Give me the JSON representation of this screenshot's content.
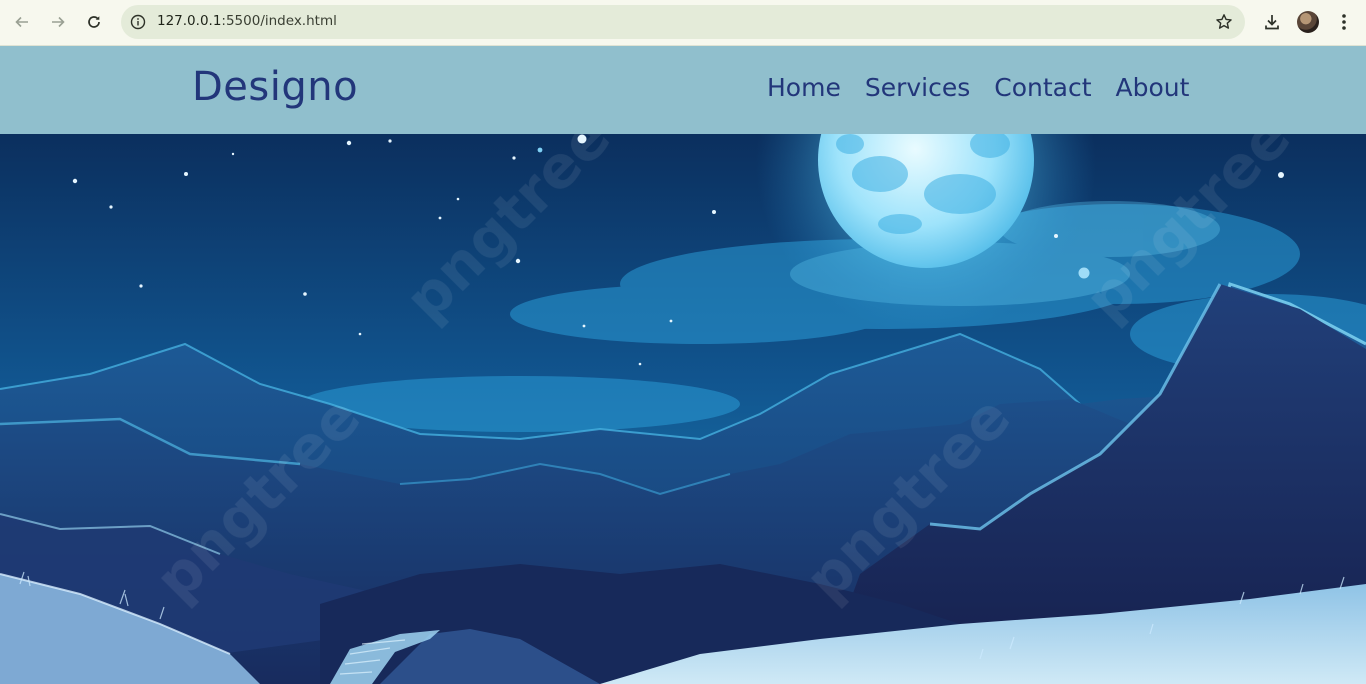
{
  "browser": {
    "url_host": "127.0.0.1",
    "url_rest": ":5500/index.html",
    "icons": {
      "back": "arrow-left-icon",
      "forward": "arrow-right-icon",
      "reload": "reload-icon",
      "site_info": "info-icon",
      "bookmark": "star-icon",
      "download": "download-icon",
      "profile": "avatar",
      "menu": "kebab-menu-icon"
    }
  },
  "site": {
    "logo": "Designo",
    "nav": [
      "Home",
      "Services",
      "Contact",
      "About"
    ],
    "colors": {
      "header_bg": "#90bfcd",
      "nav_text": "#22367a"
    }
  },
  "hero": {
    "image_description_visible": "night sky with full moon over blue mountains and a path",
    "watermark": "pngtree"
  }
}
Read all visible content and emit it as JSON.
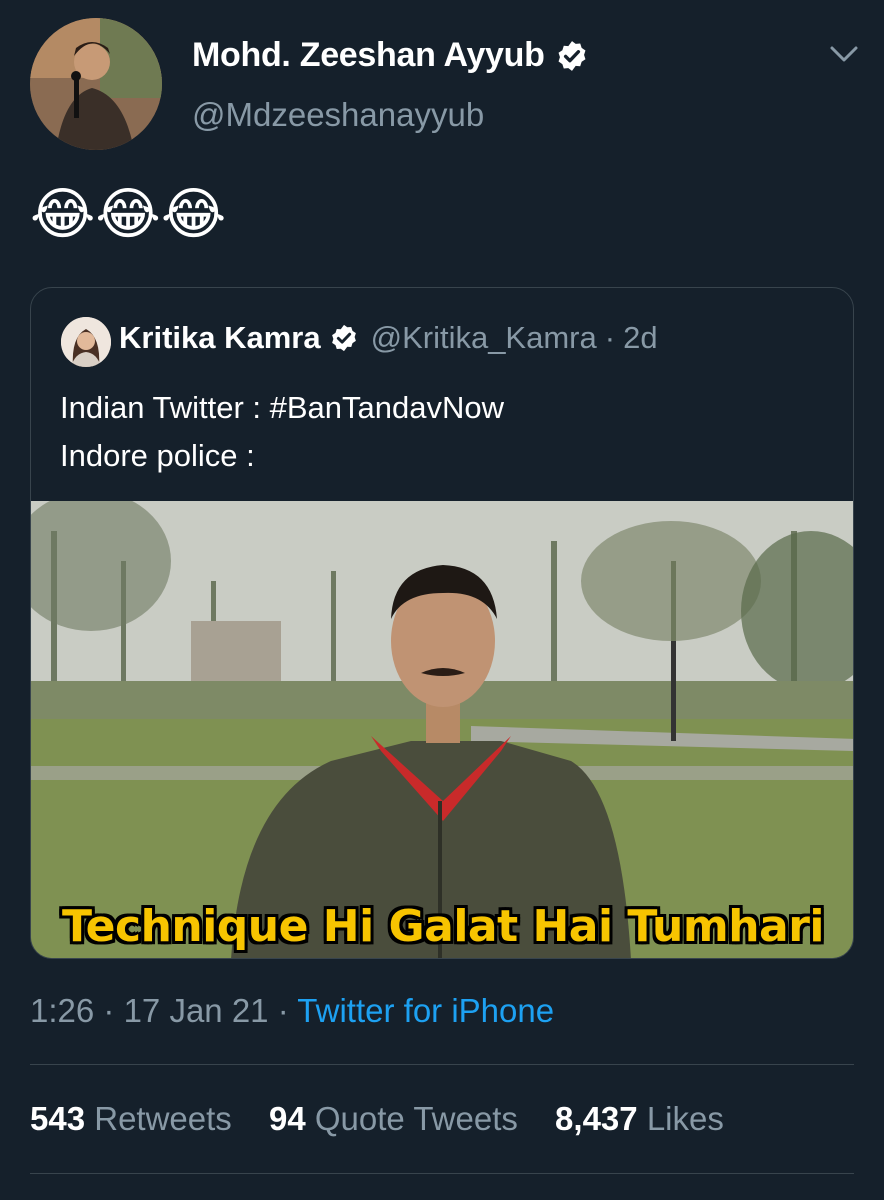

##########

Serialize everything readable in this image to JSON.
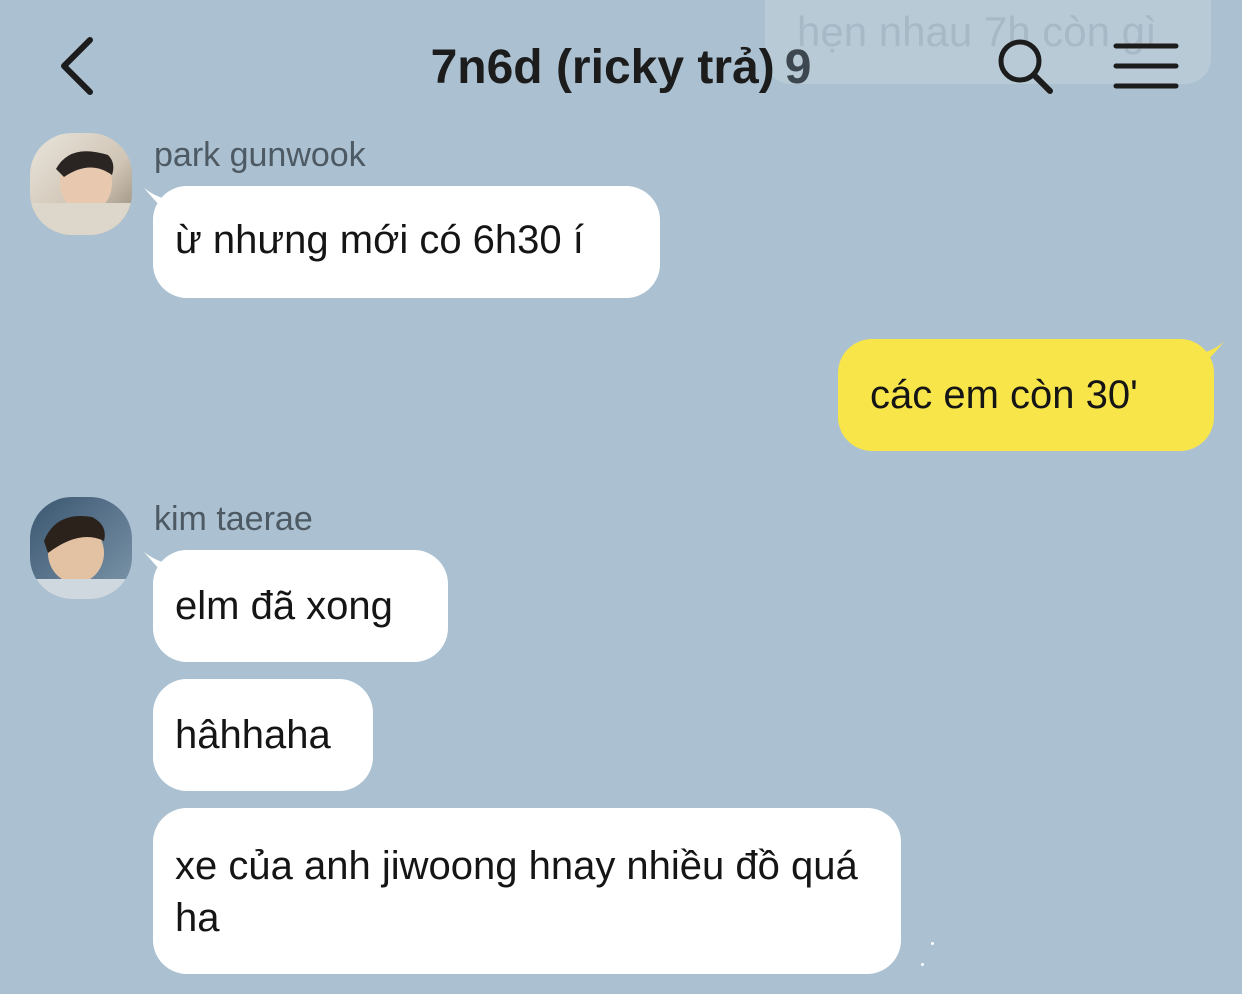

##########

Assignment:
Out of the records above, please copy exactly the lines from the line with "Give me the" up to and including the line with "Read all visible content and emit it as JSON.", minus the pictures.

Response to the task:
Give me the JSON representation of this screenshot's content.
{
  "browser": {
    "url_host": "127.0.0.1",
    "url_rest": ":5500/index.html",
    "icons": {
      "back": "arrow-left-icon",
      "forward": "arrow-right-icon",
      "reload": "reload-icon",
      "site_info": "info-icon",
      "bookmark": "star-icon",
      "download": "download-icon",
      "profile": "avatar",
      "menu": "kebab-menu-icon"
    }
  },
  "site": {
    "logo": "Designo",
    "nav": [
      "Home",
      "Services",
      "Contact",
      "About"
    ],
    "colors": {
      "header_bg": "#90bfcd",
      "nav_text": "#22367a"
    }
  },
  "hero": {
    "image_description_visible": "night sky with full moon over blue mountains and a path",
    "watermark": "pngtree"
  }
}
Read all visible content and emit it as JSON.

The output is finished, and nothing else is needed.